According to the National Highway Traffic Safety Administration (NHTSA), distracted driving claimed 3,477 lives in the United States during 2015, and injured 391,000 people. We’ve all heard that distracted driving is dangerous, and it can cause accidents, but we still do it!

What is distracted driving? Why is it dangerous? The NHTSA defines it as “any activity that diverts attention from driving, including talking or texting on your phone, eating and drinking, talking to people in your vehicle, fiddling with the stereo, entertainment or navigation system — anything that takes your attention away from the task of safe driving.”

Distracted driving accidents and injuries are 100 percent preventable but we all have to take the steps to be safe behind the wheel.

Distractions to Avoid

Limit your use of mobile phones behind the wheel.

Phone use is one of the biggest current distractions leading to accidents on the road.
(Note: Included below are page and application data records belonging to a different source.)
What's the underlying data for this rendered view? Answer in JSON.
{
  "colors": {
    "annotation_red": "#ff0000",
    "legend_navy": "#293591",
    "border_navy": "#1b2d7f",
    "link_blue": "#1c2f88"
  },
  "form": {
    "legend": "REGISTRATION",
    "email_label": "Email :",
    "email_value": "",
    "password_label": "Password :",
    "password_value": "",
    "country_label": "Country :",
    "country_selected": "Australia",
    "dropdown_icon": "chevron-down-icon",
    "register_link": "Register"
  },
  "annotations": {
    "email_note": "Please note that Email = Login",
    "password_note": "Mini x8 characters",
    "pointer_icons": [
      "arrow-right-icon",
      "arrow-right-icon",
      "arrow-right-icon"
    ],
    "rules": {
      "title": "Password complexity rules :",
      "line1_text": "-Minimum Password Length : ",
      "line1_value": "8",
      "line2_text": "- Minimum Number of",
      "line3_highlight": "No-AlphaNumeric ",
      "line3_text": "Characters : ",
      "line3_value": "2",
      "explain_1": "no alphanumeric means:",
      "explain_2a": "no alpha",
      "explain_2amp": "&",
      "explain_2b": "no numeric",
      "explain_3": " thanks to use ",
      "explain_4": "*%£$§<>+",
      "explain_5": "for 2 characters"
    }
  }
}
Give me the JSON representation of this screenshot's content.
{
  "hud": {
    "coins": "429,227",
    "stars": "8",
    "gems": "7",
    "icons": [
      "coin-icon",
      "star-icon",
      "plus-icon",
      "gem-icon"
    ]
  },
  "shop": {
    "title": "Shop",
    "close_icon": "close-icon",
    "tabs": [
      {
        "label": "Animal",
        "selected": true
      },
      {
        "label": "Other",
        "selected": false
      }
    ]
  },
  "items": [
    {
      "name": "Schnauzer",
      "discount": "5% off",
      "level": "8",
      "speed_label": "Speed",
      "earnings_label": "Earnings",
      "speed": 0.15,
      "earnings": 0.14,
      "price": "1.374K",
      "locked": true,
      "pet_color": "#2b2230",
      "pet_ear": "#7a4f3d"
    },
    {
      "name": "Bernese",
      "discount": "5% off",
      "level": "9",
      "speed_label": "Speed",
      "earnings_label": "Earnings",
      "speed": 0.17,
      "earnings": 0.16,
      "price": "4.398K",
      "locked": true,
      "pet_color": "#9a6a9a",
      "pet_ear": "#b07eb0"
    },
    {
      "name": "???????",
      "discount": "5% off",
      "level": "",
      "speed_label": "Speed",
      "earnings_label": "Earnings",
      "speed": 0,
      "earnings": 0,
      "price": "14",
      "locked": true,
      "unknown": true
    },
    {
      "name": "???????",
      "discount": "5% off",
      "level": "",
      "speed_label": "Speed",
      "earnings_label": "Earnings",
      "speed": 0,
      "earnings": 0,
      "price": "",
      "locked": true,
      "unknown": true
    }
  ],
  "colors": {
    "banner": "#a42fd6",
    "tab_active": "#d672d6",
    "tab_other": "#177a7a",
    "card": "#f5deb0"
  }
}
Whether you’re texting, talking on the phone, using social media or navigating on your phone, using your phone while driving is a distraction. In many places, it’s illegal.

If you’re behind the wheel, either ask a passenger for help or pull over before you use your phone. Vehicles that are equipped with hands free systems are designed to be less of a distraction, but they still require your attention, and should be used minimally.

Driving is not a good time to get things done.

When you’re driving, it’s not time to get things done. Doing your makeup, catching up on phone calls, eating dinner, and finding your new favorite playlist behind the wheel are great ways to get in an accident, no matter how much faith you have in your driving abilities.

Be prepared before you drive.

Cars are generally equipped with entertainment systems, and navigation systems so that we can enjoy them while we drive. They sync up with our phones and make the ride more enjoyable! The key to using them safely is to set them up before stepping on the gas so they don’t distract us from the road.

Set a good example.

It’s even more important to drive responsibly around children and teens. As parents, educators, and average adults, it is our job to set a good example for the next generation. Children are learning from us now, and teens who are learning to drive have been watching adults for years. Teach them that when you’re behind the wheel, it’s time to focus on the road.